Adithya Sanjay: The looming economic downturn might not be so bad
It’s no surprise that the economy is booming. For more than 10 years, the market has been on a tear, and after overcoming the threat of recession in 2018, it does seem like we have a couple of years before the market takes its next major downturn. In fact, the Dow Jones Industrial Average has already rallied to recover nearly all of its losses it incurred over last year’s turbulent slump. Accordingly, the March jobs report that recently showed the addition of of 196,000 jobs nationally is not especially shocking. The stats show an unemployment rate of a fiery 3.8 percent, about 1 percent lower than the commonly accepted threshold for full employment (4.1-4.7 percent). But amid all of this positive data, should we still be concerned of the impending crash that everyone seems so anxious about? In short, yes and no. Yes, there will be an economic downturn in the near future, but no, there’s no indicator that it will necessarily be close to a full-on recession.

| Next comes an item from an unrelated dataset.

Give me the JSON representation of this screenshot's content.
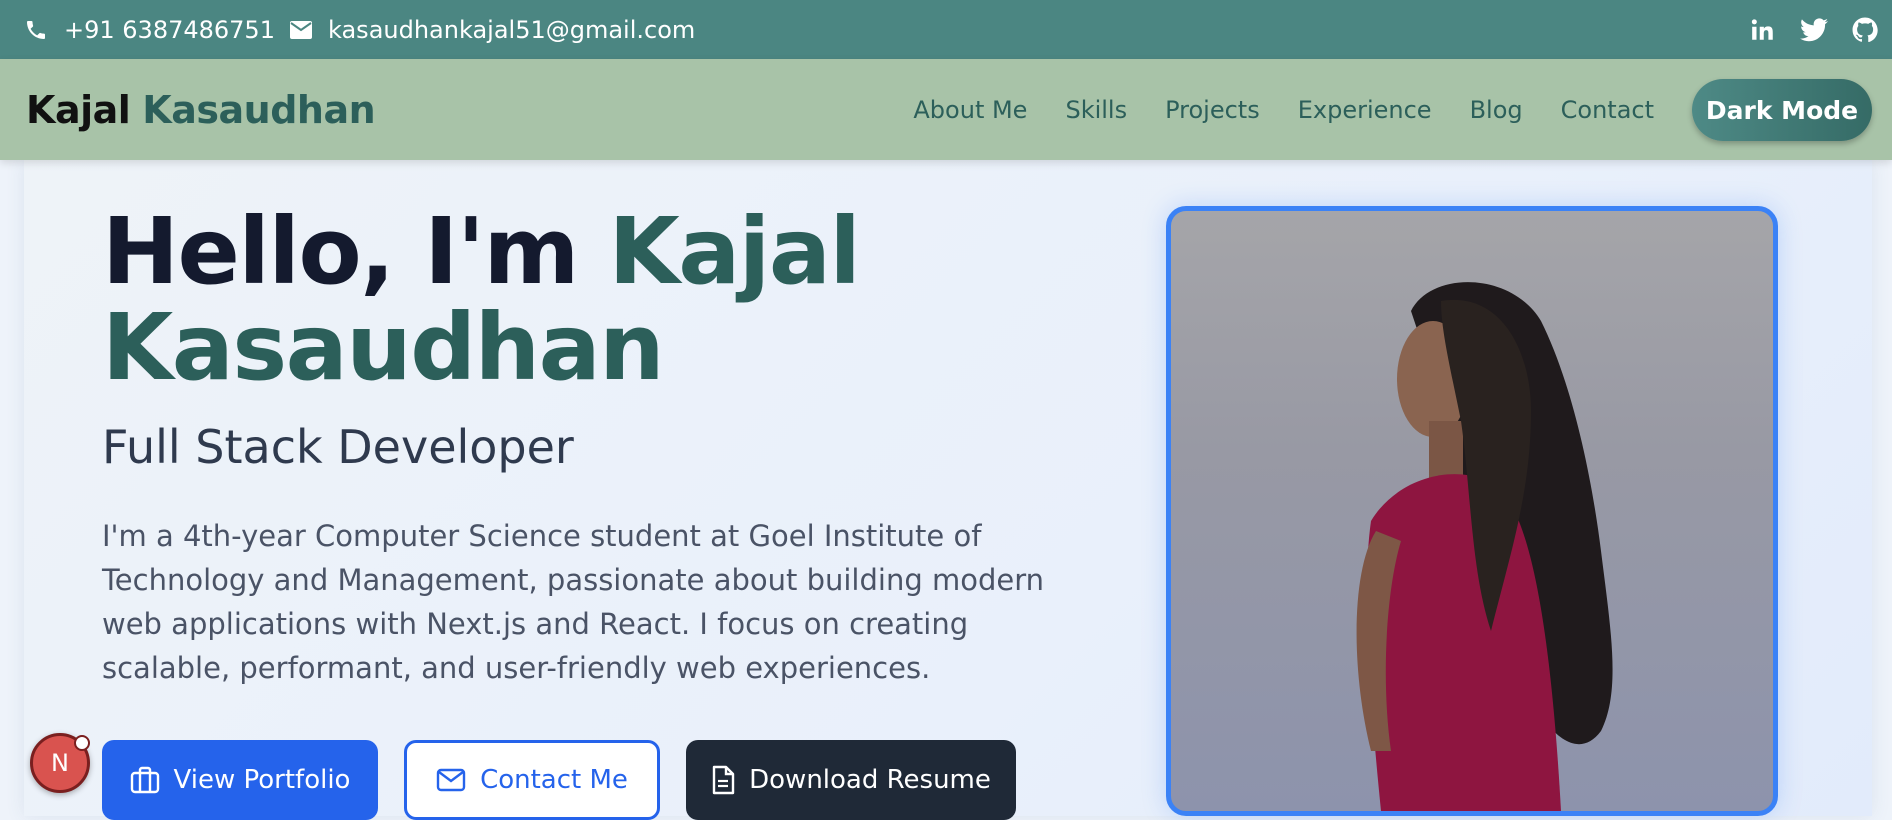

One potential area for concern in this regard is the aging nature of the tax cuts. The Trump-backed measure that reformed taxes and managed to widely revitalize the market is now about a year and half old and many expect its benefits will continue to fade. Without that driver, the economy will be suddenly exposed to the elements once again, potentially creating a catalyst for a recession in the future. However, this can be combated with good policies from the Federal Reserve, which has recently done a fairly good job in managing inflation. Their decision to stop the planned rate hikes in 2019 was a smart one, having allowed the economy to escape the chokehold the fists of recession almost dragged it into.
Perhaps a more dire forecast, however, is the one offered by the bond yield curve. The March jobs report came on the heels of the first inversion of the bond yield curve since 2007. While such news means next to nothing to the average person, it was enough to send the financial world into panic, with the Dow Jones dropping nearly 500 points in response. The bond yield curve is simply a graph representing the balance in yield between long-term and short-term Treasury bonds. The classic ratios include the 10-year to the three-month and the 10-year to the two-year. While the latter remained in the green — albeit barely — the former dipped under zero, indicating that long-term bonds had less yield than short-term bonds. In short, the market has higher expectations for economic expansion today than it does for the future.
Conditions like this are especially conducive to recession. In fact, all of the past nine recessions since 1955 have been prefaced by a yield curve inversion within two years prior to the recession. And the one time the yield curve inverted without an ensuing recession, the economy hit a downturn nonetheless. While the history may not directly correspond to the situation of the economy today, this precedent is still cause for concern.
But this doesn’t mean you should run to the banks right now and liquidate all your assets. Most don’t expect a coming recession until 2021 — late 2020 at the earliest. Furthermore, the International Monetary Fund “(predicts) a rebound later this year and slightly stronger growth next year for the world economy.” A lot of this can be further delayed given that the U.S.-China trade talks continue to make progress and will come to a final agreement. In fact, according to Scott Minerd, the global chief investment officer of Guggenheim Investments, “The economy could grow more than 2 percent this year. I think that’s going to be the big surprise.”
Another indicator to watch is the unemployment rate. Similar to the yield curve, the unemployment rate is also a potent indicator of recession. Historically, whenever the unemployment rate falls below 4 percent, a recession occurs in the near future. While the converse of the statement is not equivalently true, the recent jobs report did indicate an unemployment rate of 3.8 percent, keeping the labor market below the aforementioned threshold. Could it be that the same thing investors are rejoicing about with the jobs report will end up being the deciding factor in the upcoming economic downturn?
All that said, there is much to be optimistic about the economy at the moment. The recent figures show the effects of over a decade of expansion, and the economy is rejoicing in its success. There’s even the strong possibility that there won’t be a major recession at all at the culmination of this business cycle. The growth can just as well end in a minor downturn before the economy starts back again. But I guess we’ll have to wait until 2021 to actually find out.
Adithya Sanjay can be reached at firstname.lastname@example.org.